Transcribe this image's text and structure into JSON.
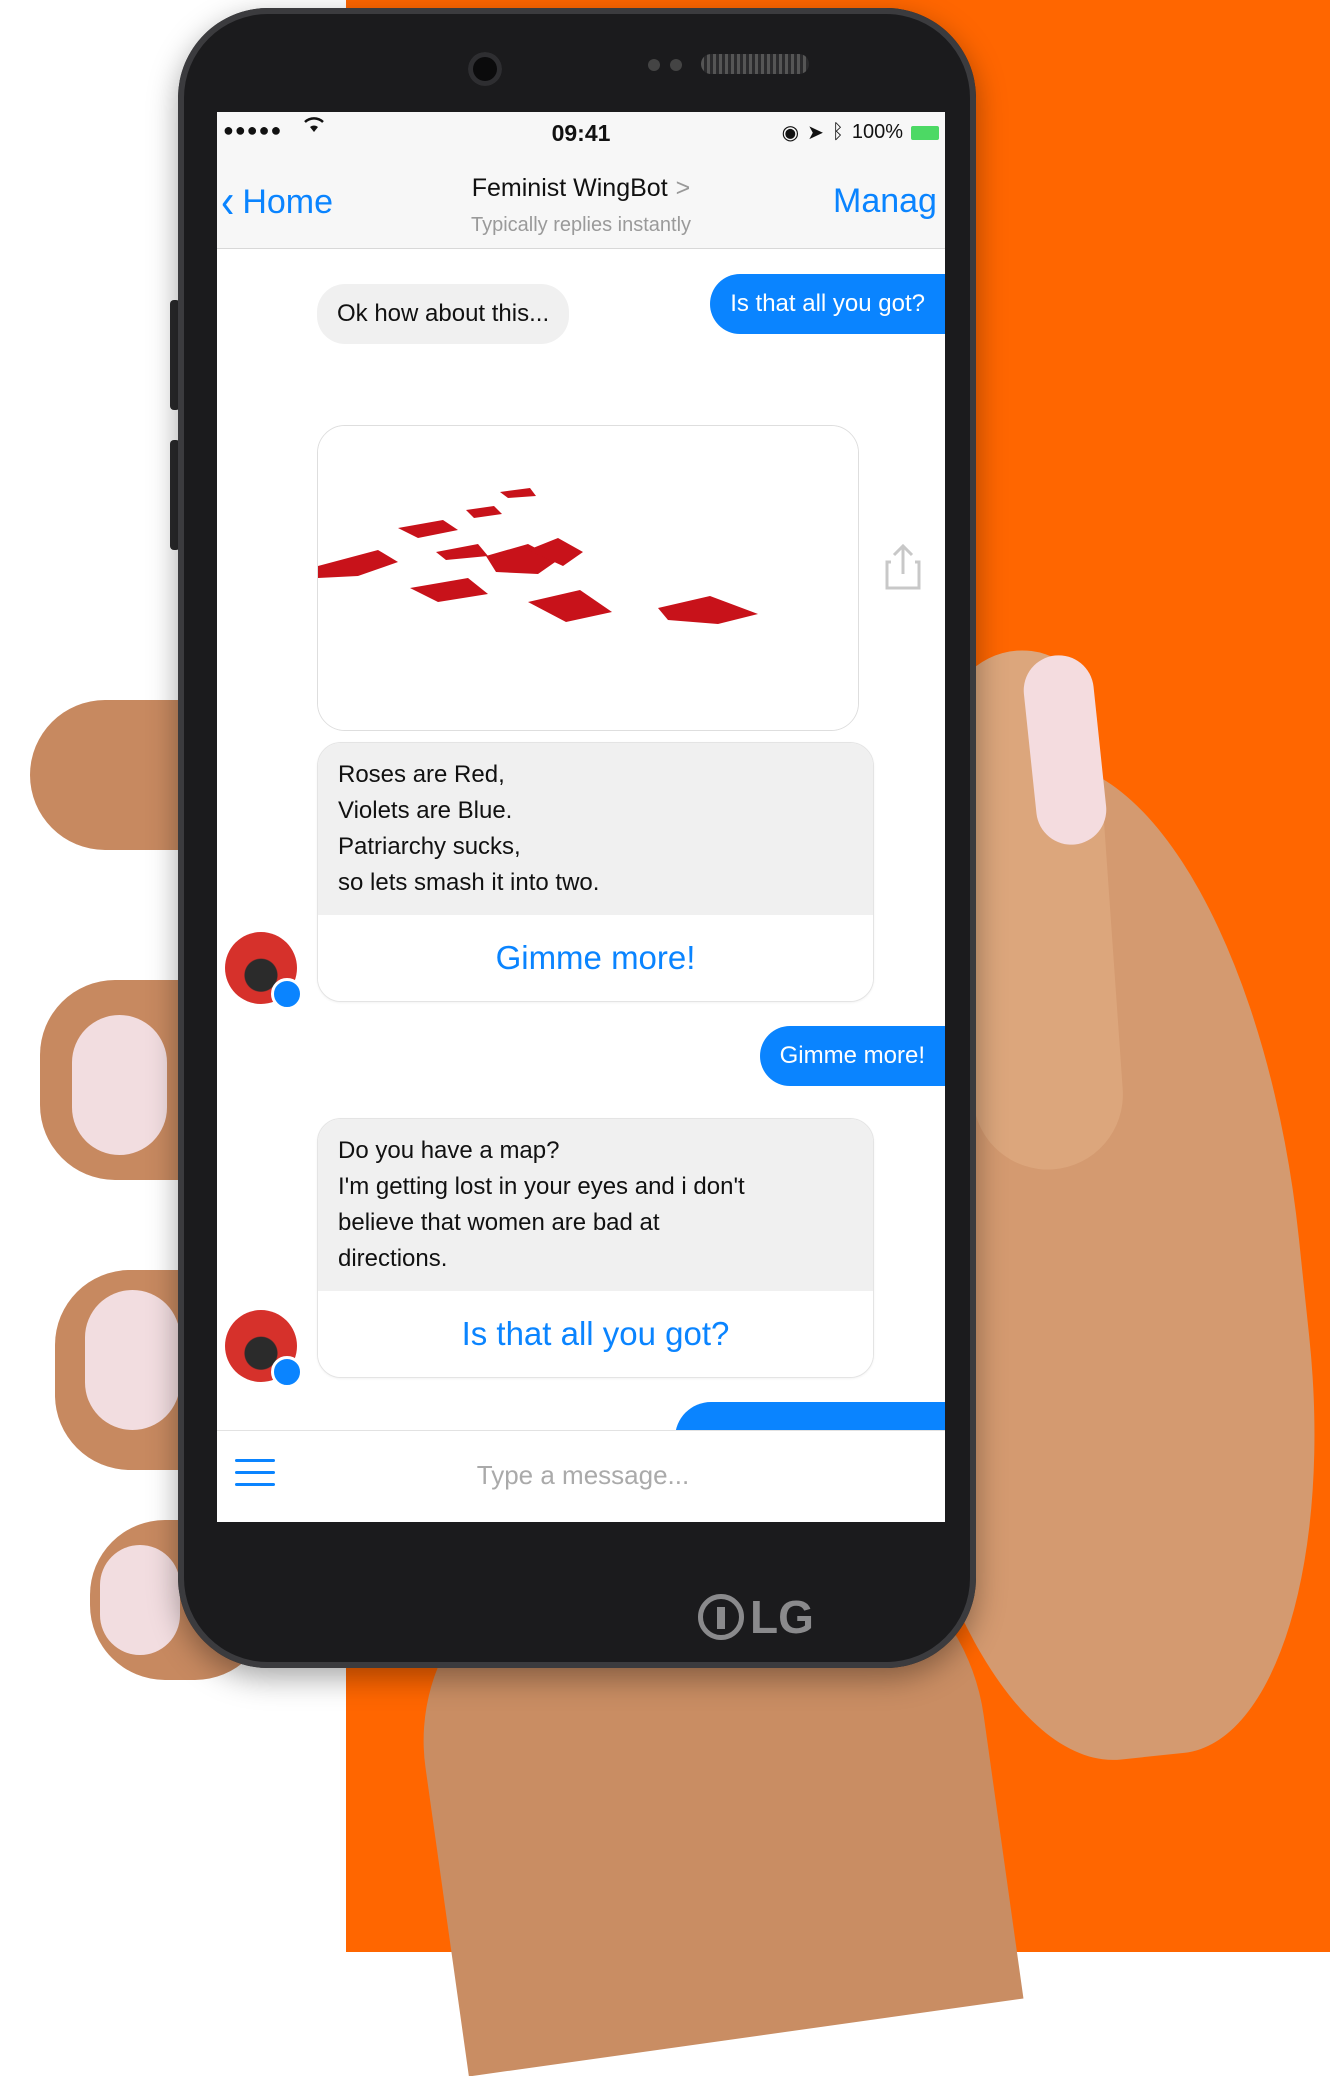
{
  "status_bar": {
    "signal": "●●●●●",
    "time": "09:41",
    "battery": "100%"
  },
  "header": {
    "back_label": "Home",
    "title": "Feminist WingBot",
    "title_arrow": ">",
    "subtitle": "Typically replies instantly",
    "manage_label": "Manag"
  },
  "messages": {
    "out1": "Is that all you got?",
    "in1": "Ok how about this...",
    "poem_lines": [
      "Roses are Red,",
      "Violets are Blue.",
      "Patriarchy sucks,",
      "so lets smash it into two."
    ],
    "poem_button": "Gimme more!",
    "out2": "Gimme more!",
    "pickup_lines": [
      "Do you have a map?",
      "I'm getting lost in your eyes and i don't",
      "believe that women are bad at",
      "directions."
    ],
    "pickup_button": "Is that all you got?"
  },
  "composer": {
    "placeholder": "Type a message..."
  },
  "device": {
    "brand": "LG"
  },
  "colors": {
    "accent": "#0a84ff",
    "background_panel": "#ff6600",
    "bubble_gray": "#f0f0f0"
  },
  "icons": [
    "wifi-icon",
    "back-chevron-icon",
    "share-icon",
    "menu-icon",
    "messenger-badge-icon",
    "battery-icon"
  ]
}
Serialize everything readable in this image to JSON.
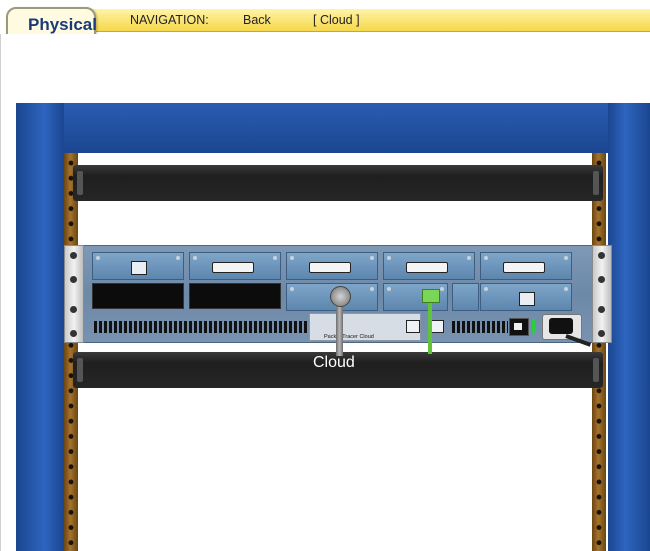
{
  "tab": {
    "label": "Physical"
  },
  "nav": {
    "label": "NAVIGATION:",
    "back": "Back",
    "location": "[ Cloud ]"
  },
  "device": {
    "name": "Cloud",
    "brand": "Packet Tracer Cloud"
  },
  "colors": {
    "nav_strip": "#f6d84a",
    "rack_blue": "#1c468f",
    "rail_brown": "#a5732c",
    "cable_green": "#61c33a"
  }
}
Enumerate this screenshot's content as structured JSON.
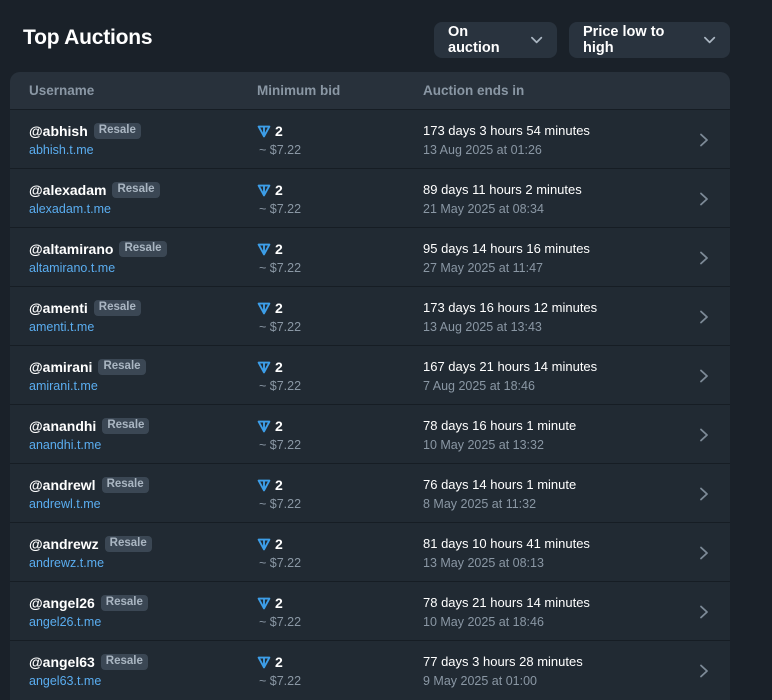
{
  "header": {
    "title": "Top Auctions",
    "status_filter": "On auction",
    "sort_filter": "Price low to high"
  },
  "table": {
    "columns": [
      "Username",
      "Minimum bid",
      "Auction ends in"
    ],
    "rows": [
      {
        "username": "@abhish",
        "badge": "Resale",
        "link": "abhish.t.me",
        "bid": "2",
        "usd": "~ $7.22",
        "ends_in": "173 days 3 hours 54 minutes",
        "ends_date": "13 Aug 2025 at 01:26"
      },
      {
        "username": "@alexadam",
        "badge": "Resale",
        "link": "alexadam.t.me",
        "bid": "2",
        "usd": "~ $7.22",
        "ends_in": "89 days 11 hours 2 minutes",
        "ends_date": "21 May 2025 at 08:34"
      },
      {
        "username": "@altamirano",
        "badge": "Resale",
        "link": "altamirano.t.me",
        "bid": "2",
        "usd": "~ $7.22",
        "ends_in": "95 days 14 hours 16 minutes",
        "ends_date": "27 May 2025 at 11:47"
      },
      {
        "username": "@amenti",
        "badge": "Resale",
        "link": "amenti.t.me",
        "bid": "2",
        "usd": "~ $7.22",
        "ends_in": "173 days 16 hours 12 minutes",
        "ends_date": "13 Aug 2025 at 13:43"
      },
      {
        "username": "@amirani",
        "badge": "Resale",
        "link": "amirani.t.me",
        "bid": "2",
        "usd": "~ $7.22",
        "ends_in": "167 days 21 hours 14 minutes",
        "ends_date": "7 Aug 2025 at 18:46"
      },
      {
        "username": "@anandhi",
        "badge": "Resale",
        "link": "anandhi.t.me",
        "bid": "2",
        "usd": "~ $7.22",
        "ends_in": "78 days 16 hours 1 minute",
        "ends_date": "10 May 2025 at 13:32"
      },
      {
        "username": "@andrewl",
        "badge": "Resale",
        "link": "andrewl.t.me",
        "bid": "2",
        "usd": "~ $7.22",
        "ends_in": "76 days 14 hours 1 minute",
        "ends_date": "8 May 2025 at 11:32"
      },
      {
        "username": "@andrewz",
        "badge": "Resale",
        "link": "andrewz.t.me",
        "bid": "2",
        "usd": "~ $7.22",
        "ends_in": "81 days 10 hours 41 minutes",
        "ends_date": "13 May 2025 at 08:13"
      },
      {
        "username": "@angel26",
        "badge": "Resale",
        "link": "angel26.t.me",
        "bid": "2",
        "usd": "~ $7.22",
        "ends_in": "78 days 21 hours 14 minutes",
        "ends_date": "10 May 2025 at 18:46"
      },
      {
        "username": "@angel63",
        "badge": "Resale",
        "link": "angel63.t.me",
        "bid": "2",
        "usd": "~ $7.22",
        "ends_in": "77 days 3 hours 28 minutes",
        "ends_date": "9 May 2025 at 01:00"
      }
    ]
  },
  "icons": {
    "dropdown": "chevron-down-icon",
    "currency": "ton-icon",
    "row_arrow": "chevron-right-icon"
  },
  "colors": {
    "background": "#1a2129",
    "table": "#212a33",
    "header_row": "#28313b",
    "link": "#5aadf0",
    "ton": "#3d9ee8",
    "muted": "#8a97a4"
  }
}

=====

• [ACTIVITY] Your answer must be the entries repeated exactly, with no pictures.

• [EXERCISE OUTPUT]
Transcribe this image's text and structure into JSON.
{
  "status_bar": {
    "signal": "●●●●●",
    "time": "09:41",
    "battery": "100%"
  },
  "header": {
    "back_label": "Home",
    "title": "Feminist WingBot",
    "title_arrow": ">",
    "subtitle": "Typically replies instantly",
    "manage_label": "Manag"
  },
  "messages": {
    "out1": "Is that all you got?",
    "in1": "Ok how about this...",
    "poem_lines": [
      "Roses are Red,",
      "Violets are Blue.",
      "Patriarchy sucks,",
      "so lets smash it into two."
    ],
    "poem_button": "Gimme more!",
    "out2": "Gimme more!",
    "pickup_lines": [
      "Do you have a map?",
      "I'm getting lost in your eyes and i don't",
      "believe that women are bad at",
      "directions."
    ],
    "pickup_button": "Is that all you got?"
  },
  "composer": {
    "placeholder": "Type a message..."
  },
  "device": {
    "brand": "LG"
  },
  "colors": {
    "accent": "#0a84ff",
    "background_panel": "#ff6600",
    "bubble_gray": "#f0f0f0"
  },
  "icons": [
    "wifi-icon",
    "back-chevron-icon",
    "share-icon",
    "menu-icon",
    "messenger-badge-icon",
    "battery-icon"
  ]
}
Serialize everything readable in this image to JSON.
{
  "tab": {
    "label": "Physical"
  },
  "nav": {
    "label": "NAVIGATION:",
    "back": "Back",
    "location": "[ Cloud ]"
  },
  "device": {
    "name": "Cloud",
    "brand": "Packet Tracer Cloud"
  },
  "colors": {
    "nav_strip": "#f6d84a",
    "rack_blue": "#1c468f",
    "rail_brown": "#a5732c",
    "cable_green": "#61c33a"
  }
}
Enumerate this screenshot's content as structured JSON.
{
  "header": {
    "title": "Top Auctions",
    "status_filter": "On auction",
    "sort_filter": "Price low to high"
  },
  "table": {
    "columns": [
      "Username",
      "Minimum bid",
      "Auction ends in"
    ],
    "rows": [
      {
        "username": "@abhish",
        "badge": "Resale",
        "link": "abhish.t.me",
        "bid": "2",
        "usd": "~ $7.22",
        "ends_in": "173 days 3 hours 54 minutes",
        "ends_date": "13 Aug 2025 at 01:26"
      },
      {
        "username": "@alexadam",
        "badge": "Resale",
        "link": "alexadam.t.me",
        "bid": "2",
        "usd": "~ $7.22",
        "ends_in": "89 days 11 hours 2 minutes",
        "ends_date": "21 May 2025 at 08:34"
      },
      {
        "username": "@altamirano",
        "badge": "Resale",
        "link": "altamirano.t.me",
        "bid": "2",
        "usd": "~ $7.22",
        "ends_in": "95 days 14 hours 16 minutes",
        "ends_date": "27 May 2025 at 11:47"
      },
      {
        "username": "@amenti",
        "badge": "Resale",
        "link": "amenti.t.me",
        "bid": "2",
        "usd": "~ $7.22",
        "ends_in": "173 days 16 hours 12 minutes",
        "ends_date": "13 Aug 2025 at 13:43"
      },
      {
        "username": "@amirani",
        "badge": "Resale",
        "link": "amirani.t.me",
        "bid": "2",
        "usd": "~ $7.22",
        "ends_in": "167 days 21 hours 14 minutes",
        "ends_date": "7 Aug 2025 at 18:46"
      },
      {
        "username": "@anandhi",
        "badge": "Resale",
        "link": "anandhi.t.me",
        "bid": "2",
        "usd": "~ $7.22",
        "ends_in": "78 days 16 hours 1 minute",
        "ends_date": "10 May 2025 at 13:32"
      },
      {
        "username": "@andrewl",
        "badge": "Resale",
        "link": "andrewl.t.me",
        "bid": "2",
        "usd": "~ $7.22",
        "ends_in": "76 days 14 hours 1 minute",
        "ends_date": "8 May 2025 at 11:32"
      },
      {
        "username": "@andrewz",
        "badge": "Resale",
        "link": "andrewz.t.me",
        "bid": "2",
        "usd": "~ $7.22",
        "ends_in": "81 days 10 hours 41 minutes",
        "ends_date": "13 May 2025 at 08:13"
      },
      {
        "username": "@angel26",
        "badge": "Resale",
        "link": "angel26.t.me",
        "bid": "2",
        "usd": "~ $7.22",
        "ends_in": "78 days 21 hours 14 minutes",
        "ends_date": "10 May 2025 at 18:46"
      },
      {
        "username": "@angel63",
        "badge": "Resale",
        "link": "angel63.t.me",
        "bid": "2",
        "usd": "~ $7.22",
        "ends_in": "77 days 3 hours 28 minutes",
        "ends_date": "9 May 2025 at 01:00"
      }
    ]
  },
  "icons": {
    "dropdown": "chevron-down-icon",
    "currency": "ton-icon",
    "row_arrow": "chevron-right-icon"
  },
  "colors": {
    "background": "#1a2129",
    "table": "#212a33",
    "header_row": "#28313b",
    "link": "#5aadf0",
    "ton": "#3d9ee8",
    "muted": "#8a97a4"
  }
}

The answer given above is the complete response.